▶ **Exercise**:
Write out all the material verbatim, line by line.

▶ **Available records**:
----------------------------------------

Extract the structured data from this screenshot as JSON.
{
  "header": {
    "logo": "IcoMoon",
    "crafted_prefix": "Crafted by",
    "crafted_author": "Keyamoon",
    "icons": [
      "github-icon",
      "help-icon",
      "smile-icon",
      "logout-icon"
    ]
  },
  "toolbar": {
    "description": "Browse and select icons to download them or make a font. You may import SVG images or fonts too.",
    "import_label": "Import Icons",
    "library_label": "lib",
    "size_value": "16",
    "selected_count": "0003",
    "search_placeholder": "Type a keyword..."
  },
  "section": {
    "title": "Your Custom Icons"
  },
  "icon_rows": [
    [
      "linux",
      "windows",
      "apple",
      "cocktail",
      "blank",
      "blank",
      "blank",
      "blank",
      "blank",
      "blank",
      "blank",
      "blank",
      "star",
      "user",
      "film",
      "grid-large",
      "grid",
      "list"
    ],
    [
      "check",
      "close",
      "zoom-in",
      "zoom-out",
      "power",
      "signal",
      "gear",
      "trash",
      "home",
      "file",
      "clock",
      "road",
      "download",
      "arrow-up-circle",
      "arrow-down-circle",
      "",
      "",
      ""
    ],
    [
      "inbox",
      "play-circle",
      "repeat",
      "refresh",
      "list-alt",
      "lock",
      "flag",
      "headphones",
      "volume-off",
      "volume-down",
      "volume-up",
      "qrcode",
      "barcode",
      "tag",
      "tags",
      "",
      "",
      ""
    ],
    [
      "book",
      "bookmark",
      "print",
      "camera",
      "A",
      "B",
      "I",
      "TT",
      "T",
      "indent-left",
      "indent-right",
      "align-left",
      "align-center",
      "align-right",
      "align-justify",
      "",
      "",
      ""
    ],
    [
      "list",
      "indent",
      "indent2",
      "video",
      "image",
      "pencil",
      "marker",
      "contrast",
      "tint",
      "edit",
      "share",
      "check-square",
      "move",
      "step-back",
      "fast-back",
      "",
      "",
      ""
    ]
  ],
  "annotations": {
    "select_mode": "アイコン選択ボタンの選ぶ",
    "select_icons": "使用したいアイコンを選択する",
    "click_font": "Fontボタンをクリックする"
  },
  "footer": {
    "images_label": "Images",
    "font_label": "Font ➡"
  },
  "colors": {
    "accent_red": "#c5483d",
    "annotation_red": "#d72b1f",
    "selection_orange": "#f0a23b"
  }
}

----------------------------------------

▶ **Solution for this problem**:
Extract the structured data from this screenshot as JSON.
{
  "header": {
    "logo": "IcoMoon",
    "crafted_prefix": "Crafted by",
    "crafted_author": "Keyamoon",
    "icons": [
      "github-icon",
      "help-icon",
      "smile-icon",
      "logout-icon"
    ]
  },
  "toolbar": {
    "description": "Browse and select icons to download them or make a font. You may import SVG images or fonts too.",
    "import_label": "Import Icons",
    "library_label": "lib",
    "size_value": "16",
    "selected_count": "0003",
    "search_placeholder": "Type a keyword..."
  },
  "section": {
    "title": "Your Custom Icons"
  },
  "icon_rows": [
    [
      "linux",
      "windows",
      "apple",
      "cocktail",
      "blank",
      "blank",
      "blank",
      "blank",
      "blank",
      "blank",
      "blank",
      "blank",
      "star",
      "user",
      "film",
      "grid-large",
      "grid",
      "list"
    ],
    [
      "check",
      "close",
      "zoom-in",
      "zoom-out",
      "power",
      "signal",
      "gear",
      "trash",
      "home",
      "file",
      "clock",
      "road",
      "download",
      "arrow-up-circle",
      "arrow-down-circle",
      "",
      "",
      ""
    ],
    [
      "inbox",
      "play-circle",
      "repeat",
      "refresh",
      "list-alt",
      "lock",
      "flag",
      "headphones",
      "volume-off",
      "volume-down",
      "volume-up",
      "qrcode",
      "barcode",
      "tag",
      "tags",
      "",
      "",
      ""
    ],
    [
      "book",
      "bookmark",
      "print",
      "camera",
      "A",
      "B",
      "I",
      "TT",
      "T",
      "indent-left",
      "indent-right",
      "align-left",
      "align-center",
      "align-right",
      "align-justify",
      "",
      "",
      ""
    ],
    [
      "list",
      "indent",
      "indent2",
      "video",
      "image",
      "pencil",
      "marker",
      "contrast",
      "tint",
      "edit",
      "share",
      "check-square",
      "move",
      "step-back",
      "fast-back",
      "",
      "",
      ""
    ]
  ],
  "annotations": {
    "select_mode": "アイコン選択ボタンの選ぶ",
    "select_icons": "使用したいアイコンを選択する",
    "click_font": "Fontボタンをクリックする"
  },
  "footer": {
    "images_label": "Images",
    "font_label": "Font ➡"
  },
  "colors": {
    "accent_red": "#c5483d",
    "annotation_red": "#d72b1f",
    "selection_orange": "#f0a23b"
  }
}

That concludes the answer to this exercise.